__Work item__: Nothing left out, nothing added: return the full set of records.

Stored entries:
>>>

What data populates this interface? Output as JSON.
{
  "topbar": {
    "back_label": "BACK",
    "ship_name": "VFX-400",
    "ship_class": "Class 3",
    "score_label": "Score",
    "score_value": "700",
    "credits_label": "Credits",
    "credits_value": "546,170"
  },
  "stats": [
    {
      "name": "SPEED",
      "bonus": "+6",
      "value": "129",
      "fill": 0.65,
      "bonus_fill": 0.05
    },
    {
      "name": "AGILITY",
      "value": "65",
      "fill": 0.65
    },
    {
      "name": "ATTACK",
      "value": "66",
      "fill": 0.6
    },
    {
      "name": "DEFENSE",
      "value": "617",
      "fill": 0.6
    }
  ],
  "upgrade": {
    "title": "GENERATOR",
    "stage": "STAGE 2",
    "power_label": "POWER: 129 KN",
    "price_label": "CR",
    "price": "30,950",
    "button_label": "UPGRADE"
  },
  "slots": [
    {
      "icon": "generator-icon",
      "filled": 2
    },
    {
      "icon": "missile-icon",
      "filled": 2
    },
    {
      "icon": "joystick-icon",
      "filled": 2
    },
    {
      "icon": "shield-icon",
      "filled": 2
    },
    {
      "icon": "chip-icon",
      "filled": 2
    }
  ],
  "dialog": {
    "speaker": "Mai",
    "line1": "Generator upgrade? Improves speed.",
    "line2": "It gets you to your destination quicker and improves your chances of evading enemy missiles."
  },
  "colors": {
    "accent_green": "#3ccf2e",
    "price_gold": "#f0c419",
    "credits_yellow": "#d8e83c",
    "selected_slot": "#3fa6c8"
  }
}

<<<

__Response box__:
What data populates this interface? Output as JSON.
{
  "topbar": {
    "back_label": "BACK",
    "ship_name": "VFX-400",
    "ship_class": "Class 3",
    "score_label": "Score",
    "score_value": "700",
    "credits_label": "Credits",
    "credits_value": "546,170"
  },
  "stats": [
    {
      "name": "SPEED",
      "bonus": "+6",
      "value": "129",
      "fill": 0.65,
      "bonus_fill": 0.05
    },
    {
      "name": "AGILITY",
      "value": "65",
      "fill": 0.65
    },
    {
      "name": "ATTACK",
      "value": "66",
      "fill": 0.6
    },
    {
      "name": "DEFENSE",
      "value": "617",
      "fill": 0.6
    }
  ],
  "upgrade": {
    "title": "GENERATOR",
    "stage": "STAGE 2",
    "power_label": "POWER: 129 KN",
    "price_label": "CR",
    "price": "30,950",
    "button_label": "UPGRADE"
  },
  "slots": [
    {
      "icon": "generator-icon",
      "filled": 2
    },
    {
      "icon": "missile-icon",
      "filled": 2
    },
    {
      "icon": "joystick-icon",
      "filled": 2
    },
    {
      "icon": "shield-icon",
      "filled": 2
    },
    {
      "icon": "chip-icon",
      "filled": 2
    }
  ],
  "dialog": {
    "speaker": "Mai",
    "line1": "Generator upgrade? Improves speed.",
    "line2": "It gets you to your destination quicker and improves your chances of evading enemy missiles."
  },
  "colors": {
    "accent_green": "#3ccf2e",
    "price_gold": "#f0c419",
    "credits_yellow": "#d8e83c",
    "selected_slot": "#3fa6c8"
  }
}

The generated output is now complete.